*WHAT THE TASK REQUIRES*
Would you retype every line below without changing anything?

*RECORDS TO USE*
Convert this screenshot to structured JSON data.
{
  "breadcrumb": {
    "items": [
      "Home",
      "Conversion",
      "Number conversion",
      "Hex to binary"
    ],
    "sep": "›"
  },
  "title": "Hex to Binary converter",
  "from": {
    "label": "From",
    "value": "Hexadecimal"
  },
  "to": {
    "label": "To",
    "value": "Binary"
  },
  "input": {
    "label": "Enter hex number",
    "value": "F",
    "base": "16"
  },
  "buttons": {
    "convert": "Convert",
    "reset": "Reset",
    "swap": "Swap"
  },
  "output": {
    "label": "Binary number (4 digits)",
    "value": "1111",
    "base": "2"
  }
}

*WRITTEN SOLUTION*
Convert this screenshot to structured JSON data.
{
  "breadcrumb": {
    "items": [
      "Home",
      "Conversion",
      "Number conversion",
      "Hex to binary"
    ],
    "sep": "›"
  },
  "title": "Hex to Binary converter",
  "from": {
    "label": "From",
    "value": "Hexadecimal"
  },
  "to": {
    "label": "To",
    "value": "Binary"
  },
  "input": {
    "label": "Enter hex number",
    "value": "F",
    "base": "16"
  },
  "buttons": {
    "convert": "Convert",
    "reset": "Reset",
    "swap": "Swap"
  },
  "output": {
    "label": "Binary number (4 digits)",
    "value": "1111",
    "base": "2"
  }
}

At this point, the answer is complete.